Medical marijuana revenues may sink with regulations
Tulsa, Okla. (KTUL) —
As medical marijuana becomes a major issue in Oklahoma, there are some questions about how revenues from sales will benefit the state.
“Medical marijuana is not supposed to be a big revenue generator. In general, State Question 788 wasn’t meant to be a big revenue boost for this state. It was meant to put medical marijuana into the hands of people who need it,” said Ryan Gentzler of the Oklahoma Policy Institute.
But now that the state board has banned smokeable medical marijuana, there is concern that profits that would have benefited schools, may not be as much.
“My understanding is that $3 to $5 million, that is what they are anticipating the cost, the annual cost of implementing the program, and then 75 percent is going to go to education,” said State Representative Eric Proctor. The other 25 percent of expected profits is supposed to go to help with substance abuse.
“It sounds great, but it is very unlikely, especially if smokeable products are not allowed. I would imagine the revenue would be extremely negligible,” said Gentzler.

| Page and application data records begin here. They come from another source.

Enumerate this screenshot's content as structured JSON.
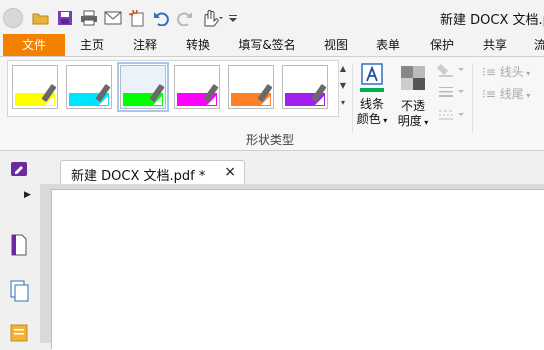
{
  "window": {
    "doc_title": "新建 DOCX 文档.pd"
  },
  "ribbon_tabs": [
    {
      "label": "文件",
      "active": true
    },
    {
      "label": "主页"
    },
    {
      "label": "注释"
    },
    {
      "label": "转换"
    },
    {
      "label": "填写&签名"
    },
    {
      "label": "视图"
    },
    {
      "label": "表单"
    },
    {
      "label": "保护"
    },
    {
      "label": "共享"
    },
    {
      "label": "流"
    }
  ],
  "shape_gallery": {
    "group_label": "形状类型",
    "swatches": [
      {
        "name": "yellow",
        "color": "#ffff00"
      },
      {
        "name": "cyan",
        "color": "#00e5ff"
      },
      {
        "name": "green",
        "color": "#00ff00",
        "selected": true
      },
      {
        "name": "magenta",
        "color": "#ff00ff"
      },
      {
        "name": "orange",
        "color": "#ff7f27"
      },
      {
        "name": "purple",
        "color": "#a020f0"
      }
    ]
  },
  "line_color": {
    "label_line1": "线条",
    "label_line2": "颜色",
    "accent": "#00b050"
  },
  "opacity": {
    "label_line1": "不透",
    "label_line2": "明度"
  },
  "line_ends": {
    "start_label": "线头",
    "end_label": "线尾"
  },
  "document_tab": {
    "label": "新建 DOCX 文档.pdf *",
    "close": "×"
  },
  "colors": {
    "brand_orange": "#f28100"
  }
}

Supporters of medical marijuana and State Question 788 are working on two other marijuana initiatives that would change the constitution, for medical and recreational marijuana.